Image from Google Images.

Image from Google Images.

By Amber Charleville

It’s been a busy semester here at the Women’s Center, and we’re only halfway through.  (On the other hand: Woohoo, we made it through the first 8 weeks of classes!) We’ve done events at the Kansas City Public Library, the Plaza, across campus, and everywhere I’ve gone I’ve met women eager to reach out and connect with each other. Even when I’m not working events, when I tell people where I work, they always ask me questions. They want to know more: how they can get involved, what kind of services we offer, and if it’s okay if they just come by. (The answer to the last one is a resounding YES).

One of the biggest arguments against feminism I hear is that “women don’t have it that bad.” It’s not like we can’t vote or hold a job. It’s not like we can’t go to school. What’s the big deal? But when I meet women from all different backgrounds who all face the many and varied challenges of being a woman every day of their lives, I know it’s not all in my head. It reminds me why I proudly tell people that I’m a feminist. It reminds me why I don’t stay silent and why, no matter how tiring it can be, I always try to educate people on what it means to be a feminist.

Basically, what I want to say is: thanks. Thank you to the women I’ve met this semester (and all the semesters previously) who have inspired and encouraged me. No matter how corny it sounds, it gives me strength knowing I’m not in this on my own.

In acknowledgement of that, some of my blogs going forward are going to feature WONDERful WOMEN right here in our own backyard: professors who make me proud to be a part of this school, who fuel my drive to count myself among UMKC’s alumni.

A Wonder Woman and Inspiring Chicana: Dr. Norma E. Cantú

Picture from http://bit.ly/1dOkMsv

Picture from http://bit.ly/1dOkMsv

By Maritza Gordillo

Dr. Norma E. Cantú is a postmodernist writer and an English and Latina/Latino Studies professor at UMKC. Her areas of specialization are: border studies, Chicano/a literature, cultural studies, folklore, and feminist studies. I recently went to a book reading she had on September 5, 2013 at the Central Library on one of her award winning books, Canícula, as well as other works of hers. The pieces she read were inspired by her own life experiences and with lots of humor like in one of her recent projects, Hair.

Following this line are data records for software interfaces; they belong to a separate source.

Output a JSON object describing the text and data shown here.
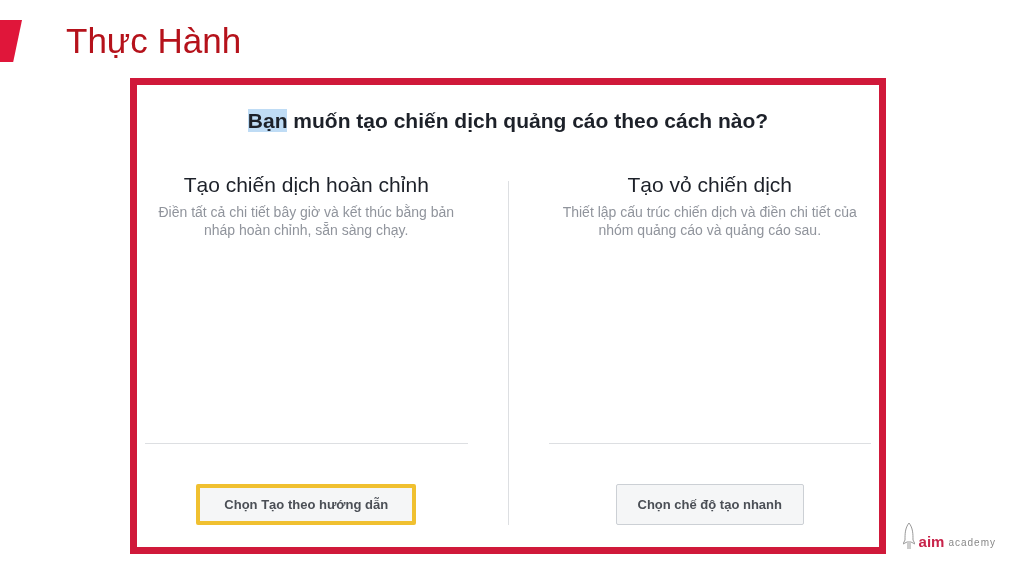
{
  "slide": {
    "title": "Thực Hành"
  },
  "dialog": {
    "question": {
      "highlighted": "Bạn",
      "rest": "muốn tạo chiến dịch quảng cáo theo cách nào?"
    },
    "options": [
      {
        "title": "Tạo chiến dịch hoàn chỉnh",
        "description": "Điền tất cả chi tiết bây giờ và kết thúc bằng bản nháp hoàn chỉnh, sẵn sàng chạy.",
        "button": "Chọn Tạo theo hướng dẫn",
        "selected": true
      },
      {
        "title": "Tạo vỏ chiến dịch",
        "description": "Thiết lập cấu trúc chiến dịch và điền chi tiết của nhóm quảng cáo và quảng cáo sau.",
        "button": "Chọn chế độ tạo nhanh",
        "selected": false
      }
    ]
  },
  "logo": {
    "brand": "aim",
    "suffix": "academy"
  }
}
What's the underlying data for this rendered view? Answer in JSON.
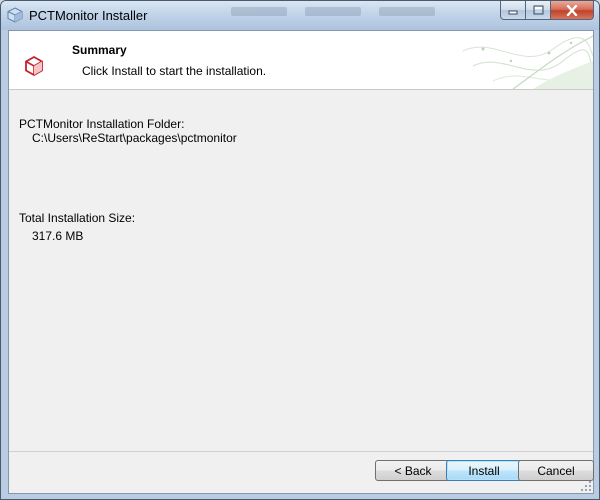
{
  "window": {
    "title": "PCTMonitor Installer",
    "icon": "installer-box-icon",
    "caption_buttons": [
      "minimize-icon",
      "maximize-icon",
      "close-icon"
    ]
  },
  "header": {
    "title": "Summary",
    "subtitle": "Click Install to start the installation.",
    "icon": "package-cube-icon"
  },
  "summary": {
    "folder_label": "PCTMonitor Installation Folder:",
    "folder_value": "C:\\Users\\ReStart\\packages\\pctmonitor",
    "size_label": "Total Installation Size:",
    "size_value": "317.6 MB"
  },
  "buttons": {
    "back": "< Back",
    "install": "Install",
    "cancel": "Cancel"
  },
  "colors": {
    "accent_red": "#c8202c",
    "default_button_border": "#3c7fb1"
  }
}
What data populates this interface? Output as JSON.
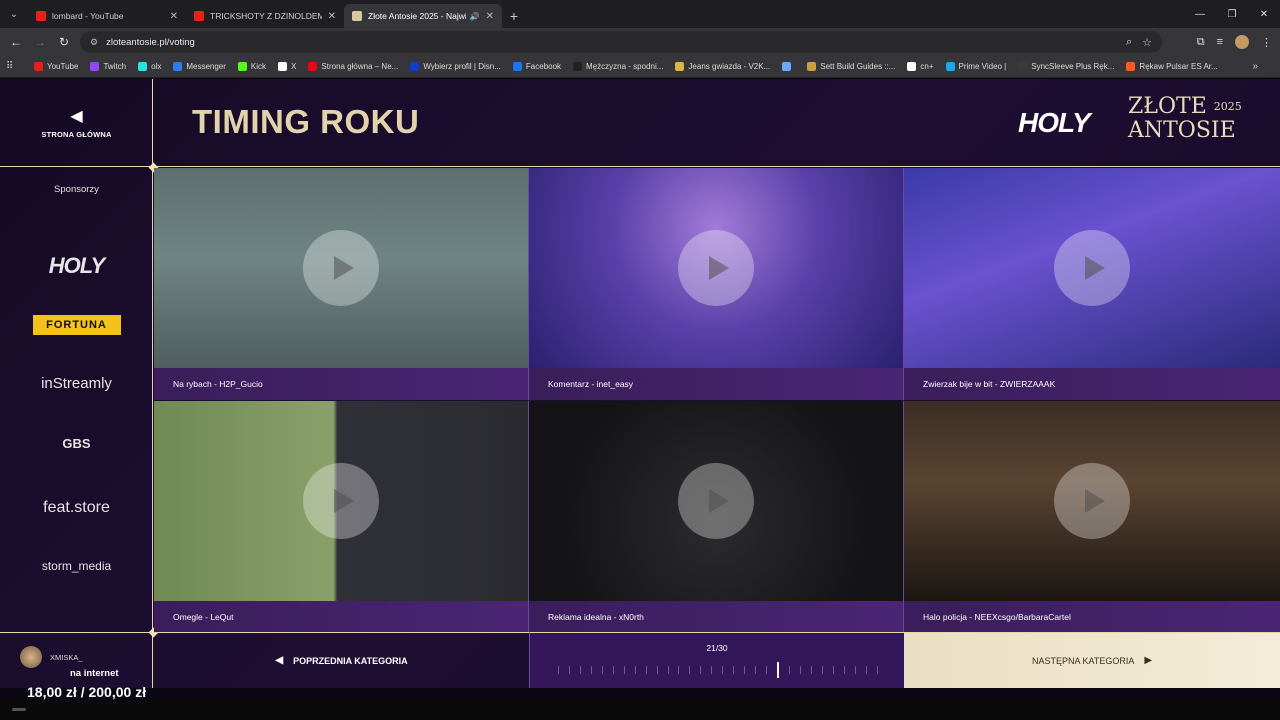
{
  "browser": {
    "tabs": [
      {
        "label": "lombard - YouTube",
        "color": "#e62117"
      },
      {
        "label": "TRICKSHOTY Z DZINOLDEMI -",
        "color": "#e62117"
      },
      {
        "label": "Złote Antosie 2025 - Najwi",
        "color": "#d8c8a0"
      }
    ],
    "url": "zloteantosie.pl/voting",
    "bookmarks": [
      {
        "label": "YouTube",
        "color": "#e62117"
      },
      {
        "label": "Twitch",
        "color": "#9146ff"
      },
      {
        "label": "olx",
        "color": "#23e5db"
      },
      {
        "label": "Messenger",
        "color": "#2e7bf6"
      },
      {
        "label": "Kick",
        "color": "#53fc18"
      },
      {
        "label": "X",
        "color": "#ffffff"
      },
      {
        "label": "Strona główna – Ne...",
        "color": "#e50914"
      },
      {
        "label": "Wybierz profil | Disn...",
        "color": "#113ccf"
      },
      {
        "label": "Facebook",
        "color": "#1877f2"
      },
      {
        "label": "Mężczyzna - spodni...",
        "color": "#222222"
      },
      {
        "label": "Jeans gwiazda - V2K...",
        "color": "#d9b640"
      },
      {
        "label": "",
        "color": "#6aa8ff"
      },
      {
        "label": "Sett Build Guides ::...",
        "color": "#c8a040"
      },
      {
        "label": "cn+",
        "color": "#ffffff"
      },
      {
        "label": "Prime Video |",
        "color": "#1aa7ec"
      },
      {
        "label": "SyncSleeve Plus Ręk...",
        "color": "#3a3a3a"
      },
      {
        "label": "Rękaw Pulsar ES Ar...",
        "color": "#ff5a1f"
      }
    ]
  },
  "nav": {
    "home_label": "STRONA GŁÓWNA",
    "sponsors_title": "Sponsorzy",
    "sponsors": [
      "HOLY",
      "FORTUNA",
      "inStreamly",
      "GBS",
      "feat.store",
      "storm_media"
    ]
  },
  "header": {
    "title": "TIMING ROKU",
    "logo_brand": "HOLY",
    "logo_line1": "ZŁOTE",
    "logo_year": "2025",
    "logo_line2": "ANTOSIE"
  },
  "cards": [
    {
      "caption": "Na rybach - H2P_Gucio"
    },
    {
      "caption": "Komentarz - inet_easy"
    },
    {
      "caption": "Zwierzak bije w bit - ZWIERZAAAK"
    },
    {
      "caption": "Omegle - LeQut"
    },
    {
      "caption": "Reklama idealna - xN0rth"
    },
    {
      "caption": "Halo policja - NEEXcsgo/BarbaraCartel"
    }
  ],
  "footer": {
    "user": "XMISKA_",
    "prev_label": "POPRZEDNIA KATEGORIA",
    "progress_text": "21/30",
    "progress_current": 21,
    "progress_total": 30,
    "next_label": "NASTĘPNA KATEGORIA"
  },
  "overlay": {
    "line1": "na internet",
    "line2": "18,00 zł / 200,00 zł"
  }
}
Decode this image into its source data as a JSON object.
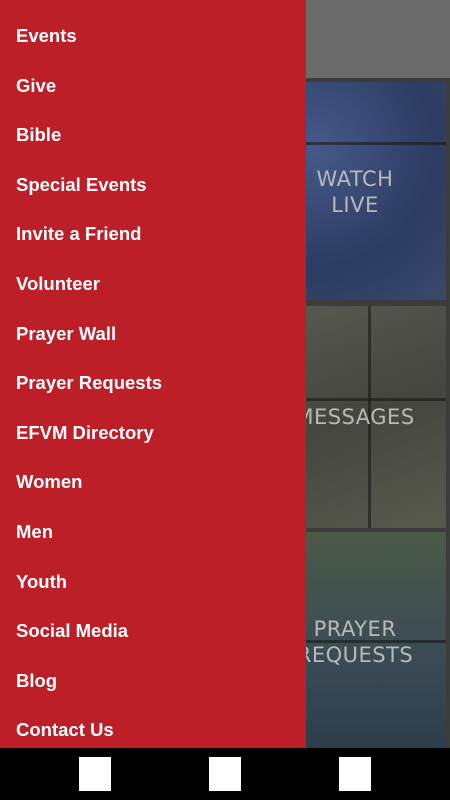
{
  "drawer": {
    "items": [
      {
        "label": "Events"
      },
      {
        "label": "Give"
      },
      {
        "label": "Bible"
      },
      {
        "label": "Special Events"
      },
      {
        "label": "Invite a Friend"
      },
      {
        "label": "Volunteer"
      },
      {
        "label": "Prayer Wall"
      },
      {
        "label": "Prayer Requests"
      },
      {
        "label": "EFVM Directory"
      },
      {
        "label": "Women"
      },
      {
        "label": "Men"
      },
      {
        "label": "Youth"
      },
      {
        "label": "Social Media"
      },
      {
        "label": "Blog"
      },
      {
        "label": "Contact Us"
      }
    ]
  },
  "background": {
    "tiles": [
      {
        "line1": "WATCH",
        "line2": "LIVE"
      },
      {
        "line1": "MESSAGES",
        "line2": ""
      },
      {
        "line1": "PRAYER",
        "line2": "REQUESTS"
      }
    ]
  },
  "colors": {
    "drawer": "#bd1f29",
    "drawer_text": "#ffffff",
    "navbar": "#000000"
  },
  "navbar": {
    "icons": [
      "back-icon",
      "home-icon",
      "recent-apps-icon"
    ]
  }
}
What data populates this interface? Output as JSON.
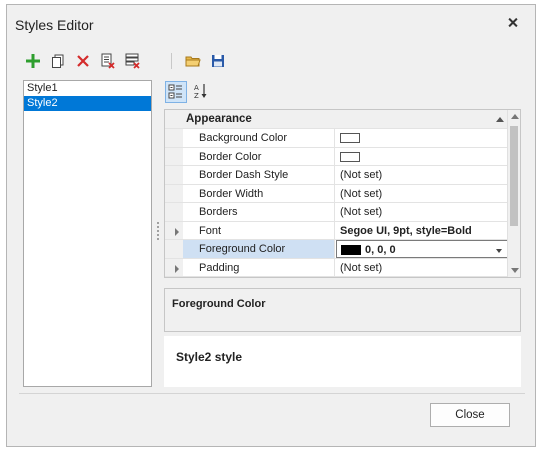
{
  "window": {
    "title": "Styles Editor"
  },
  "toolbar": {
    "buttons": [
      {
        "icon": "add-icon",
        "color": "#2e9e2e"
      },
      {
        "icon": "copy-icon",
        "color": "#444444"
      },
      {
        "icon": "delete-icon",
        "color": "#d42b2b"
      },
      {
        "icon": "remove-unused-icon",
        "color": "#d42b2b"
      },
      {
        "icon": "remove-all-icon",
        "color": "#d42b2b"
      },
      {
        "icon": "open-folder-icon",
        "color": "#d6a33a"
      },
      {
        "icon": "save-icon",
        "color": "#2a5aa8"
      }
    ]
  },
  "styles": {
    "items": [
      {
        "label": "Style1",
        "selected": false
      },
      {
        "label": "Style2",
        "selected": true
      }
    ]
  },
  "grid": {
    "view_buttons": [
      {
        "icon": "categorized-view-icon",
        "active": true
      },
      {
        "icon": "alphabetical-sort-icon",
        "active": false
      }
    ],
    "category": "Appearance",
    "properties": [
      {
        "name": "Background Color",
        "value": "",
        "swatch": "white",
        "expandable": false,
        "bold": false,
        "selected": false
      },
      {
        "name": "Border Color",
        "value": "",
        "swatch": "white",
        "expandable": false,
        "bold": false,
        "selected": false
      },
      {
        "name": "Border Dash Style",
        "value": "(Not set)",
        "swatch": "",
        "expandable": false,
        "bold": false,
        "selected": false
      },
      {
        "name": "Border Width",
        "value": "(Not set)",
        "swatch": "",
        "expandable": false,
        "bold": false,
        "selected": false
      },
      {
        "name": "Borders",
        "value": "(Not set)",
        "swatch": "",
        "expandable": false,
        "bold": false,
        "selected": false
      },
      {
        "name": "Font",
        "value": "Segoe UI, 9pt, style=Bold",
        "swatch": "",
        "expandable": true,
        "bold": true,
        "selected": false
      },
      {
        "name": "Foreground Color",
        "value": "0, 0, 0",
        "swatch": "black",
        "expandable": false,
        "bold": true,
        "selected": true
      },
      {
        "name": "Padding",
        "value": "(Not set)",
        "swatch": "",
        "expandable": true,
        "bold": false,
        "selected": false
      }
    ]
  },
  "description": {
    "title": "Foreground Color"
  },
  "preview": {
    "text": "Style2 style"
  },
  "footer": {
    "close_label": "Close"
  }
}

After hearing her childhood experiences, I have come to realize that we all have our own story that we should be writing. As women, we go through a lot of experiences from childhood to adulthood changing physically, emotionally, economically, etc… that make us who we are. We need to embrace them and share them with others. Dr. Cantú continues to inspire me through her work as an empowering Chicana, feminist, and poet. I feel honored to have her as my professor, to have her as a friend, and to have her as a mentor.